  2.  I wish this was not true but over 250 million people do not know how to read and write and as a teacher I believe their is many ways in which we can help! We can recycle our books when sending care packages to poorer communities. I also must keep in mind that reading and writing might not be resourceful in their cultures way of life and understanding. They may practice oral ways of learning.

 

1 question I still have

  1. We are still lacking in our educational system, and how can I as a teacher provide ways around it.

 

With Power comes Privileged and Without Power comes the Sad Truth.

3 Things that are new to me:

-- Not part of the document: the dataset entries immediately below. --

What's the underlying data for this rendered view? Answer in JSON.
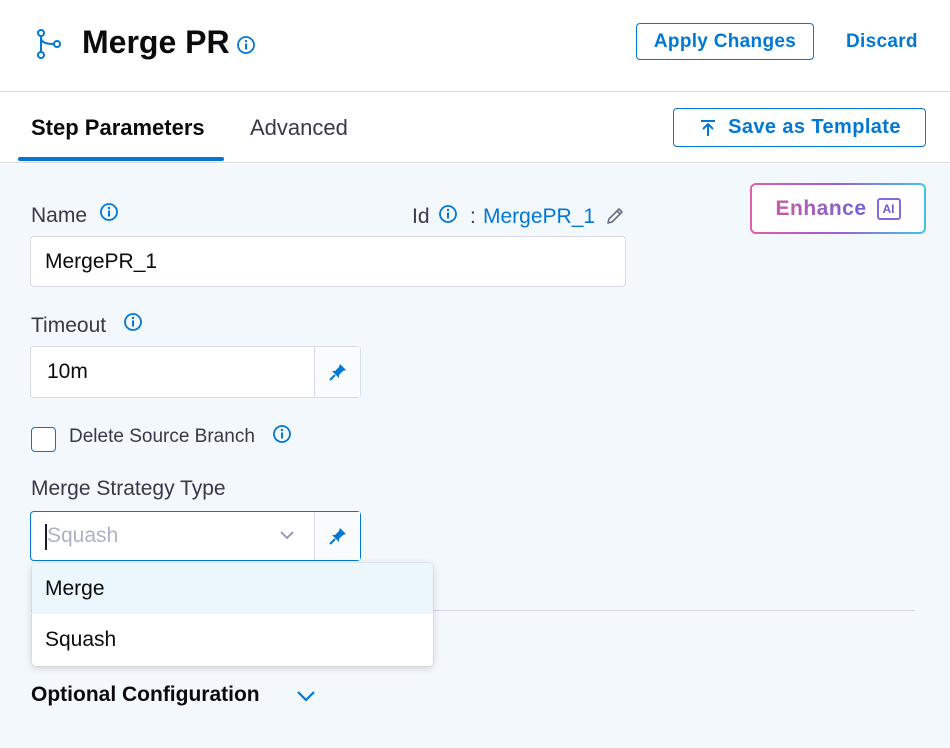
{
  "header": {
    "title": "Merge PR",
    "apply_label": "Apply Changes",
    "discard_label": "Discard"
  },
  "tabs": [
    {
      "label": "Step Parameters",
      "active": true
    },
    {
      "label": "Advanced",
      "active": false
    }
  ],
  "toolbar": {
    "save_template_label": "Save as Template",
    "enhance_label": "Enhance",
    "ai_badge": "AI"
  },
  "form": {
    "name_label": "Name",
    "name_value": "MergePR_1",
    "id_label": "Id",
    "id_colon": ":",
    "id_value": "MergePR_1",
    "timeout_label": "Timeout",
    "timeout_value": "10m",
    "delete_branch_label": "Delete Source Branch",
    "delete_branch_checked": false,
    "strategy_label": "Merge Strategy Type",
    "strategy_placeholder": "Squash",
    "strategy_options": [
      "Merge",
      "Squash"
    ],
    "optional_label": "Optional Configuration"
  },
  "colors": {
    "accent": "#0278d5",
    "page_bg": "#f3f8fc",
    "hover_bg": "#ecf7fd",
    "border": "#d9dae5"
  },
  "icons": {
    "step": "git-merge-icon",
    "info": "info-icon",
    "pencil": "pencil-icon",
    "pin": "pin-icon",
    "chevron": "chevron-down-icon",
    "upload": "upload-icon"
  }
}
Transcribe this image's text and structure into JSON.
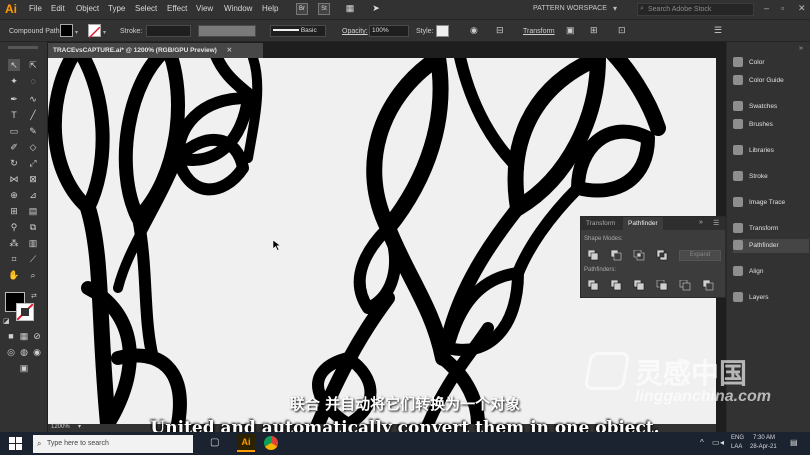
{
  "app": {
    "logo": "Ai",
    "workspace": "PATTERN WORSPACE",
    "search_placeholder": "Search Adobe Stock"
  },
  "menu": [
    "File",
    "Edit",
    "Object",
    "Type",
    "Select",
    "Effect",
    "View",
    "Window",
    "Help"
  ],
  "menubar_icons": [
    "Br",
    "St"
  ],
  "control": {
    "object_type": "Compound Path",
    "stroke_label": "Stroke:",
    "brush_label": "Basic",
    "opacity_label": "Opacity:",
    "opacity_value": "100%",
    "style_label": "Style:",
    "transform_link": "Transform"
  },
  "document": {
    "tab_title": "TRACEvsCAPTURE.ai* @ 1200% (RGB/GPU Preview)",
    "zoom": "1200%"
  },
  "right_panels": [
    "Color",
    "Color Guide",
    "Swatches",
    "Brushes",
    "Libraries",
    "Stroke",
    "Image Trace",
    "Transform",
    "Pathfinder",
    "Align",
    "Layers"
  ],
  "pathfinder_panel": {
    "tabs": [
      "Transform",
      "Pathfinder"
    ],
    "shape_modes_label": "Shape Modes:",
    "pathfinders_label": "Pathfinders:",
    "expand_label": "Expand"
  },
  "subtitles": {
    "chinese": "联合 并自动将它们转换为一个对象",
    "english": "United and automatically convert them in one object."
  },
  "watermark": {
    "text": "灵感中国",
    "url": "lingganchina.com"
  },
  "taskbar": {
    "search_placeholder": "Type here to search",
    "lang": "ENG",
    "region": "LAA",
    "time": "7:30 AM",
    "date": "28-Apr-21"
  },
  "colors": {
    "accent": "#ff9a00",
    "panel_bg": "#323232",
    "canvas_bg": "#f0f0f0"
  }
}
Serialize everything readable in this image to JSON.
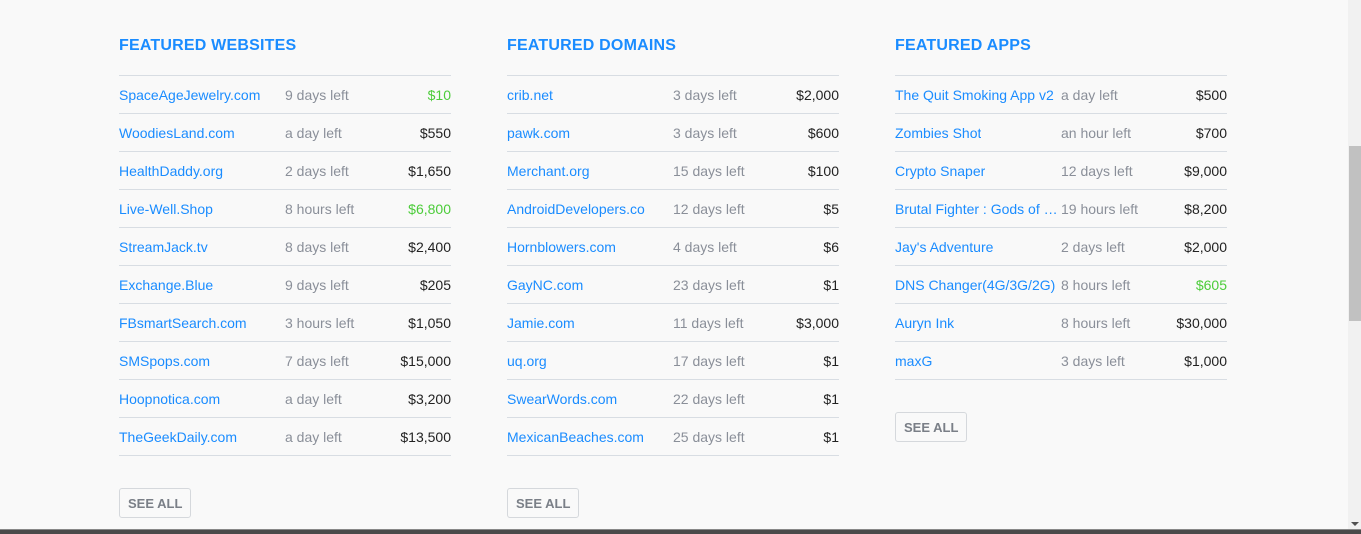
{
  "sections": [
    {
      "title": "FEATURED WEBSITES",
      "see_all": "SEE ALL",
      "items": [
        {
          "name": "SpaceAgeJewelry.com",
          "time": "9 days left",
          "price": "$10",
          "highlight": true
        },
        {
          "name": "WoodiesLand.com",
          "time": "a day left",
          "price": "$550",
          "highlight": false
        },
        {
          "name": "HealthDaddy.org",
          "time": "2 days left",
          "price": "$1,650",
          "highlight": false
        },
        {
          "name": "Live-Well.Shop",
          "time": "8 hours left",
          "price": "$6,800",
          "highlight": true
        },
        {
          "name": "StreamJack.tv",
          "time": "8 days left",
          "price": "$2,400",
          "highlight": false
        },
        {
          "name": "Exchange.Blue",
          "time": "9 days left",
          "price": "$205",
          "highlight": false
        },
        {
          "name": "FBsmartSearch.com",
          "time": "3 hours left",
          "price": "$1,050",
          "highlight": false
        },
        {
          "name": "SMSpops.com",
          "time": "7 days left",
          "price": "$15,000",
          "highlight": false
        },
        {
          "name": "Hoopnotica.com",
          "time": "a day left",
          "price": "$3,200",
          "highlight": false
        },
        {
          "name": "TheGeekDaily.com",
          "time": "a day left",
          "price": "$13,500",
          "highlight": false
        }
      ]
    },
    {
      "title": "FEATURED DOMAINS",
      "see_all": "SEE ALL",
      "items": [
        {
          "name": "crib.net",
          "time": "3 days left",
          "price": "$2,000",
          "highlight": false
        },
        {
          "name": "pawk.com",
          "time": "3 days left",
          "price": "$600",
          "highlight": false
        },
        {
          "name": "Merchant.org",
          "time": "15 days left",
          "price": "$100",
          "highlight": false
        },
        {
          "name": "AndroidDevelopers.co",
          "time": "12 days left",
          "price": "$5",
          "highlight": false
        },
        {
          "name": "Hornblowers.com",
          "time": "4 days left",
          "price": "$6",
          "highlight": false
        },
        {
          "name": "GayNC.com",
          "time": "23 days left",
          "price": "$1",
          "highlight": false
        },
        {
          "name": "Jamie.com",
          "time": "11 days left",
          "price": "$3,000",
          "highlight": false
        },
        {
          "name": "uq.org",
          "time": "17 days left",
          "price": "$1",
          "highlight": false
        },
        {
          "name": "SwearWords.com",
          "time": "22 days left",
          "price": "$1",
          "highlight": false
        },
        {
          "name": "MexicanBeaches.com",
          "time": "25 days left",
          "price": "$1",
          "highlight": false
        }
      ]
    },
    {
      "title": "FEATURED APPS",
      "see_all": "SEE ALL",
      "items": [
        {
          "name": "The Quit Smoking App v2",
          "time": "a day left",
          "price": "$500",
          "highlight": false
        },
        {
          "name": "Zombies Shot",
          "time": "an hour left",
          "price": "$700",
          "highlight": false
        },
        {
          "name": "Crypto Snaper",
          "time": "12 days left",
          "price": "$9,000",
          "highlight": false
        },
        {
          "name": "Brutal Fighter : Gods of War",
          "time": "19 hours left",
          "price": "$8,200",
          "highlight": false
        },
        {
          "name": "Jay's Adventure",
          "time": "2 days left",
          "price": "$2,000",
          "highlight": false
        },
        {
          "name": "DNS Changer(4G/3G/2G)",
          "time": "8 hours left",
          "price": "$605",
          "highlight": true
        },
        {
          "name": "Auryn Ink",
          "time": "8 hours left",
          "price": "$30,000",
          "highlight": false
        },
        {
          "name": "maxG",
          "time": "3 days left",
          "price": "$1,000",
          "highlight": false
        }
      ]
    }
  ]
}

  1. In the article Nourishing The Learning spirit, it said “Scientists have just begun to recognize the potential of Indigenous knowledge. This was appauling! We want to know more about the world, YET, we do not even look into the cultures that go back thousands of years. It is sad we did not start recognizing their stories and looking into this knowledge sooner. With the loss of language already in the many indigenous cultures throughout the world the sooner we start listening the better!
  2. Reconceptualists is a new word for me, a movement I have never been aware of. It is about challenging European and westernized views and supporting diversity in its fullness. I appreciate how it attends to the marginalized community  and reveals the privileges that come with power. With this reveling process maybe our students will be more critical in the traditions they want to take part in.
  3. The idea of the “good student/child”  was definitely one of the common sense ideas that I was not aware of. For myself I always thought a good student was a student who was not late, finished assignments, completed assignments well, got good marks and was willing to learn. Yet there is no such thing as a good student. How can we compare one child to the idea of a “normal child” without a complete definition of normal how can a student be exceptional. My thoughts on a good student have changed from having “good” qualities to how well a student can improve!

2 Things I have connected with

  1. Early childhood educators have been researching children’s awareness of gender racism and power. This is even true for students who attend University of Regina! The university gives all students the opportunity to push down the wall we had built up against these topics. Many of us believed until now we were not racist, sexist or privileged unless we expressed it out loud. We forgot about our thoughts, actions and choices we made and continue to make that negatively impact our identity as a diverse individual. Is this a trait that comes from learned behavior or it one that comes naturally? It is hard to study this since children around the globe younger and younger are being influenced by power how can we study it as a nature vs nurture topic when there is so many opportunities power can negatively impact our young.
  2. The mission to teach indigenous culture to all people and not just those who are indigenous is the most important thing we can do as teachers. I connected this to my ECS 210 class where we talked about how it is easy for teachers to think they can skip over the topic when there is no indigenous people in the room. It is crucial we teach all students because it is the natural culture in this country, by teaching it more people will be understanding and take initiative to see the importance in it.

1 Question I still have

  1.     Our students will probably still be going home to parents with a different outlook on treaty ed, power and indigenous culture, how can we prepare our students to challenge their parents possible negative outlooks.